▽

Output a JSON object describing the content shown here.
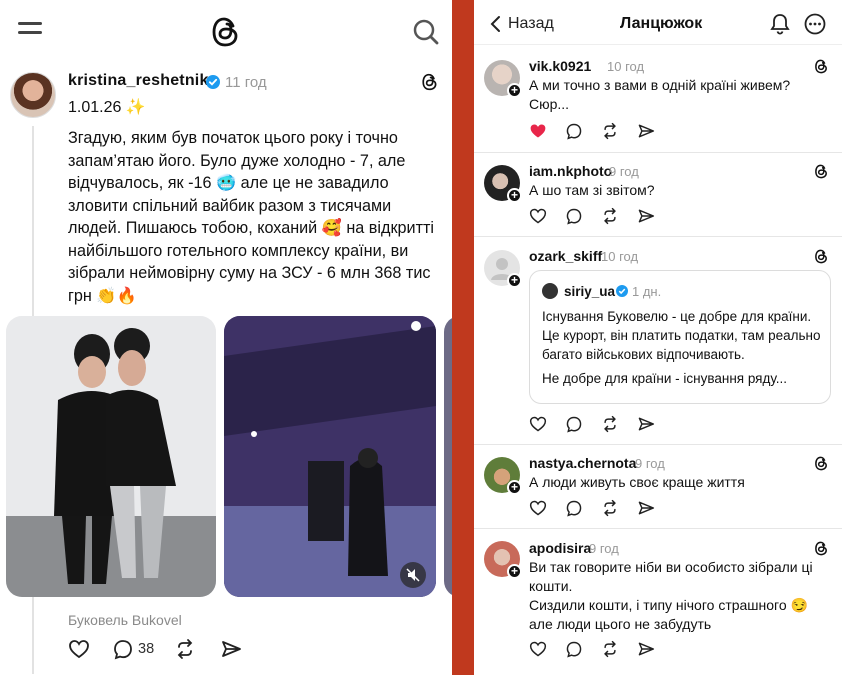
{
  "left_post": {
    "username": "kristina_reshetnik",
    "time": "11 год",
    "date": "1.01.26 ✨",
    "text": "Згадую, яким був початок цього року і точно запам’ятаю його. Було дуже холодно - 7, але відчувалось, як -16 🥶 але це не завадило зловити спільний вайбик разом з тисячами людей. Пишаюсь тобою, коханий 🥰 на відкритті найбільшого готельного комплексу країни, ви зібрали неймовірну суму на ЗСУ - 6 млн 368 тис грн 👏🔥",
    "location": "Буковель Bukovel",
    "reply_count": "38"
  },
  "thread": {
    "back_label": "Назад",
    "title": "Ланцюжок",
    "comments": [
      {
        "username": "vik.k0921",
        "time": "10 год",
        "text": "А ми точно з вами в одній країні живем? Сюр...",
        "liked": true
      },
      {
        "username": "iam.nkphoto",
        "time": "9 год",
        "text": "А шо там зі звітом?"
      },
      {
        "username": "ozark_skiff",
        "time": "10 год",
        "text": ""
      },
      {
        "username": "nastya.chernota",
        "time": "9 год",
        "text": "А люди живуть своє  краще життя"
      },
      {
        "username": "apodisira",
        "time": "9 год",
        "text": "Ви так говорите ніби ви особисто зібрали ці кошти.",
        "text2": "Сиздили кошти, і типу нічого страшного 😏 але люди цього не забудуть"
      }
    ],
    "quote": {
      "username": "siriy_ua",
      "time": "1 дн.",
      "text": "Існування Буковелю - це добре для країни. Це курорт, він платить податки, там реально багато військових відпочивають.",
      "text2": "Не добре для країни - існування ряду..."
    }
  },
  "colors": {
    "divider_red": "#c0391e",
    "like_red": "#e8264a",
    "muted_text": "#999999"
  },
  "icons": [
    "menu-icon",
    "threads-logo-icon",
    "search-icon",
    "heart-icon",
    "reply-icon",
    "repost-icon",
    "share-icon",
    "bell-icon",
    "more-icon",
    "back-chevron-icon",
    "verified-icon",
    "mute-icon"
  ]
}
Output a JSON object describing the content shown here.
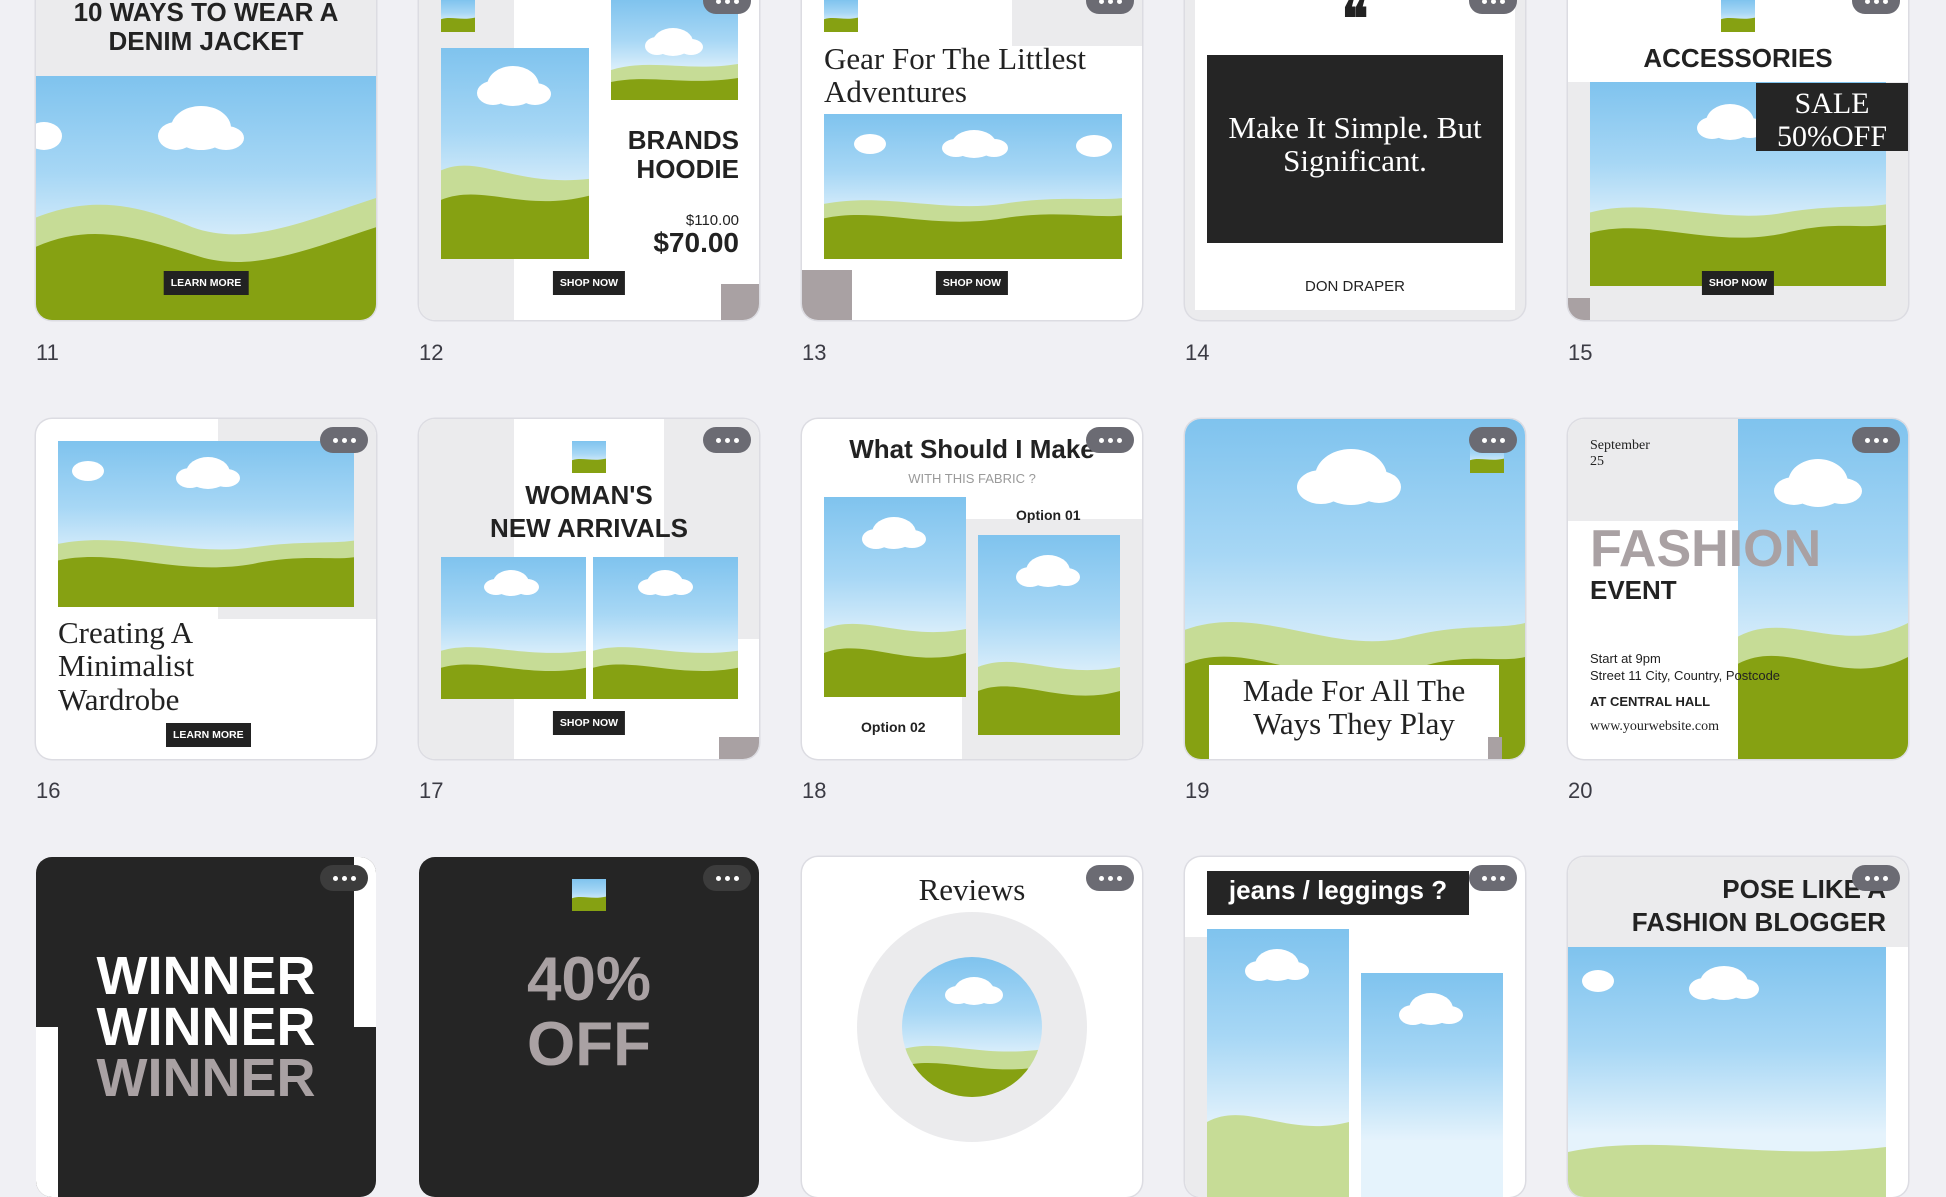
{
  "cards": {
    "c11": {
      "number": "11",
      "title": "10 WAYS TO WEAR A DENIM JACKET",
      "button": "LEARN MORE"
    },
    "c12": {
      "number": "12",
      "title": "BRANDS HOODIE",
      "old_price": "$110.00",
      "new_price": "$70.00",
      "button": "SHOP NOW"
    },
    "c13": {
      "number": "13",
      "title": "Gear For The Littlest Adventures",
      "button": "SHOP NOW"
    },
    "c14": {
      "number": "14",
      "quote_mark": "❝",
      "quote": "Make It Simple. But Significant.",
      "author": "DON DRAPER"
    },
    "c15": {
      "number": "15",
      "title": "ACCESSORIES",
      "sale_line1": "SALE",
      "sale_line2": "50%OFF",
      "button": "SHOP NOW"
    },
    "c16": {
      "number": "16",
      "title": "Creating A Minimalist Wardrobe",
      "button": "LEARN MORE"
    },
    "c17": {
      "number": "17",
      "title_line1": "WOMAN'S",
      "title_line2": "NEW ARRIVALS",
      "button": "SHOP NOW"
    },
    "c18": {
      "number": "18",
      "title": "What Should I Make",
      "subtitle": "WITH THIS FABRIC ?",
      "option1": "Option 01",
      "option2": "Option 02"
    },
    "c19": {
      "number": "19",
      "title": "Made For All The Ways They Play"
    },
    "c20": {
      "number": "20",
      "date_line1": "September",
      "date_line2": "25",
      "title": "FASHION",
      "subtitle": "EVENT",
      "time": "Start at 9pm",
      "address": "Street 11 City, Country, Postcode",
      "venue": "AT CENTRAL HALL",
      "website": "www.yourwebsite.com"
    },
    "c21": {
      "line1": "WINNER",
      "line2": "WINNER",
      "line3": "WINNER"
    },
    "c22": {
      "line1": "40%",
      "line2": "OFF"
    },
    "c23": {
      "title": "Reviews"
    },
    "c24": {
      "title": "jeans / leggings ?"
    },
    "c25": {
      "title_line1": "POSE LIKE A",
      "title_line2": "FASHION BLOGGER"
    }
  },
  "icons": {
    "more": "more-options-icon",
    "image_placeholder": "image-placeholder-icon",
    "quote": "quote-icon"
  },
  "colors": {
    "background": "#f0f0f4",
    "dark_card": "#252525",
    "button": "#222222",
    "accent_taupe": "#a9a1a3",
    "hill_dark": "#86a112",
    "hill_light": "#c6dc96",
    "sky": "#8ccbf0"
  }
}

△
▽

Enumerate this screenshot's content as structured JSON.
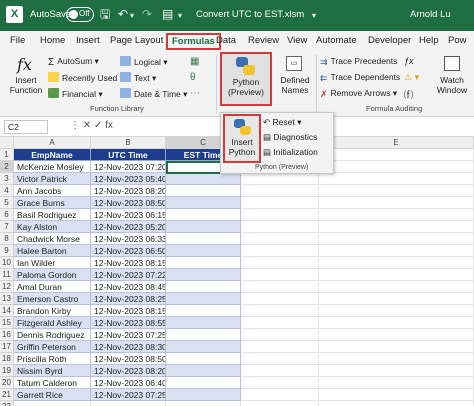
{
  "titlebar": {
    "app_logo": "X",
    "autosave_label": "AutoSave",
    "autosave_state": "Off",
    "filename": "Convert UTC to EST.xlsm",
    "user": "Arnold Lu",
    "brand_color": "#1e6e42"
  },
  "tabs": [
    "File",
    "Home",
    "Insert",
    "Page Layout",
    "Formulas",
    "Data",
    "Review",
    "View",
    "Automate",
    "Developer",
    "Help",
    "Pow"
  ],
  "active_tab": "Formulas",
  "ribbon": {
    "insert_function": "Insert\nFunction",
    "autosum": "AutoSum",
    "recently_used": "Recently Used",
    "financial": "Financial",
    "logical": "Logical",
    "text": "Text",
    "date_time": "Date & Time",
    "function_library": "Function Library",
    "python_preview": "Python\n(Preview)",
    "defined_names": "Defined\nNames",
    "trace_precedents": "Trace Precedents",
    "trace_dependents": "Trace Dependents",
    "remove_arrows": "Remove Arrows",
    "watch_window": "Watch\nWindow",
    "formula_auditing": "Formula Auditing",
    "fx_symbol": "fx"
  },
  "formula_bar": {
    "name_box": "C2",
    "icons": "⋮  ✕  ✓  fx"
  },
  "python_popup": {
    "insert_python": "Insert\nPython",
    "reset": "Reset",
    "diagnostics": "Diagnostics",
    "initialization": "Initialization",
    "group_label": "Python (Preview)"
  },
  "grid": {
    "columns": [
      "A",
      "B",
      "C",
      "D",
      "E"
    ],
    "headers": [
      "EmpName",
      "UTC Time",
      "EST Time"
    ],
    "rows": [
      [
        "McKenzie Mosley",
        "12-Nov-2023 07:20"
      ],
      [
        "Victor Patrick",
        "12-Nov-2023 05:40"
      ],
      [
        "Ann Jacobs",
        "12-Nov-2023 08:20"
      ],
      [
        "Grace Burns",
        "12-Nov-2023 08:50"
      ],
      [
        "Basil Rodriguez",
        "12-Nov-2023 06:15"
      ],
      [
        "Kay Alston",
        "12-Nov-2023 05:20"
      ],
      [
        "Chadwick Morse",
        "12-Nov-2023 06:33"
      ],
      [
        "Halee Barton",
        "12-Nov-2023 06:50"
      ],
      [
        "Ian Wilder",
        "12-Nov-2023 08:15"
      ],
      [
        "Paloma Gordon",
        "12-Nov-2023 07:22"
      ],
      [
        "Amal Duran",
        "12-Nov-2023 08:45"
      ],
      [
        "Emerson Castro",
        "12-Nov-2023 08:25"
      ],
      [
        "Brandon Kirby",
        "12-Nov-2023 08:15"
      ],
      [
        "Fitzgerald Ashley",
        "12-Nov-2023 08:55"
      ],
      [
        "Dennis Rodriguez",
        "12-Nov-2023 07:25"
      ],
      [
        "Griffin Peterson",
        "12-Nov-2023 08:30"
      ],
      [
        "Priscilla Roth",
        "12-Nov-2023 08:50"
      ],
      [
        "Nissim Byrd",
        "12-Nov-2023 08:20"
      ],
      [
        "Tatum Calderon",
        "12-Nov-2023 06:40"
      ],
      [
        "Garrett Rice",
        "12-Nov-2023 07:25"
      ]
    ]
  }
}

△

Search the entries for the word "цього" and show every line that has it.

• _Response below_:
    "text": "Згадую, яким був початок цього року і точно запам’ятаю його. Було дуже холодно - 7, але відчувалось, як -16 🥶 але це не завадило зловити спільний вайбик разом з тисячами людей. Пишаюсь тобою, коханий 🥰 на відкритті найбільшого готельного комплексу країни, ви зібрали неймовірну суму на ЗСУ - 6 млн 368 тис грн 👏🔥",
        "text2": "Сиздили кошти, і типу нічого страшного 😏 але люди цього не забудуть"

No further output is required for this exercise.